Interface dataset entries -
= Beginning of Section =

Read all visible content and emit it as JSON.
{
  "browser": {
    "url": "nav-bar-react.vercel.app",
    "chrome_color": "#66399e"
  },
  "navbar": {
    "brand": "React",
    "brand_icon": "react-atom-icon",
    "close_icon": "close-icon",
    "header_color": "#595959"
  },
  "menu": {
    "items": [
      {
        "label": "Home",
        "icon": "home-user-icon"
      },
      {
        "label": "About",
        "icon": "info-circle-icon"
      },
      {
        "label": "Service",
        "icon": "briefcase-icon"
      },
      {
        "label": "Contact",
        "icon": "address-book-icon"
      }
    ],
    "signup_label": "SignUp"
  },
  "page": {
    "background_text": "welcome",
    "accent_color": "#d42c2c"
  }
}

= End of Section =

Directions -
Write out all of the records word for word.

Exercise output -
Read all visible content and emit it as JSON.
{
  "browser": {
    "url": "nav-bar-react.vercel.app",
    "chrome_color": "#66399e"
  },
  "navbar": {
    "brand": "React",
    "brand_icon": "react-atom-icon",
    "close_icon": "close-icon",
    "header_color": "#595959"
  },
  "menu": {
    "items": [
      {
        "label": "Home",
        "icon": "home-user-icon"
      },
      {
        "label": "About",
        "icon": "info-circle-icon"
      },
      {
        "label": "Service",
        "icon": "briefcase-icon"
      },
      {
        "label": "Contact",
        "icon": "address-book-icon"
      }
    ],
    "signup_label": "SignUp"
  },
  "page": {
    "background_text": "welcome",
    "accent_color": "#d42c2c"
  }
}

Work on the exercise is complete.